[Opening Entries provided section]

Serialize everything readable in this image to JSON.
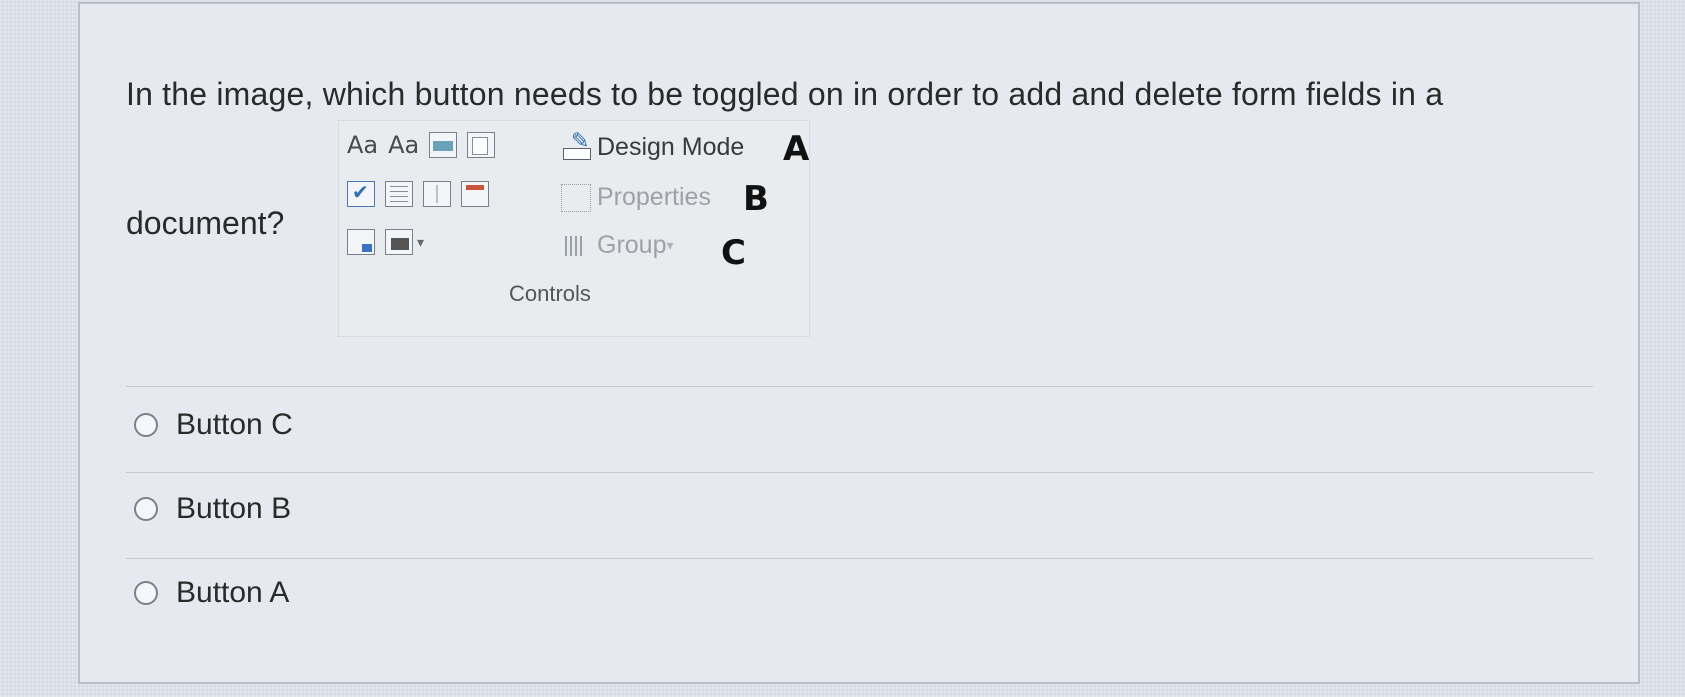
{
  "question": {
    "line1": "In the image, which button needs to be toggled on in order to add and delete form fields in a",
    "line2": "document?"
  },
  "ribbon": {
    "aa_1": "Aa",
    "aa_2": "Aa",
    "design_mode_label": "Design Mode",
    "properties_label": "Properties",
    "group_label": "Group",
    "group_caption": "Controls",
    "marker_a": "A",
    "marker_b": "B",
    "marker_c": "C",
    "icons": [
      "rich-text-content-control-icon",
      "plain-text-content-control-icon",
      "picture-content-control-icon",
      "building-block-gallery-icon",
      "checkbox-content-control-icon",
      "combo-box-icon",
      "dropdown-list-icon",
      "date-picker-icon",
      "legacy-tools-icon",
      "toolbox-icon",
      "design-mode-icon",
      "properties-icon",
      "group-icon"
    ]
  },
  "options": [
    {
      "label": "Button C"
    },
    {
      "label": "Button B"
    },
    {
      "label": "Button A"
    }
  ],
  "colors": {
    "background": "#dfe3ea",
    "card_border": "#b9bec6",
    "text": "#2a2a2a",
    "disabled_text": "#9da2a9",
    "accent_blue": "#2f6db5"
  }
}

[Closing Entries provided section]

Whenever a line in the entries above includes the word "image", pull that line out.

### Task output
Serialize everything readable in this image to JSON.
    "line1": "In the image, which button needs to be toggled on in order to add and delete form fields in a",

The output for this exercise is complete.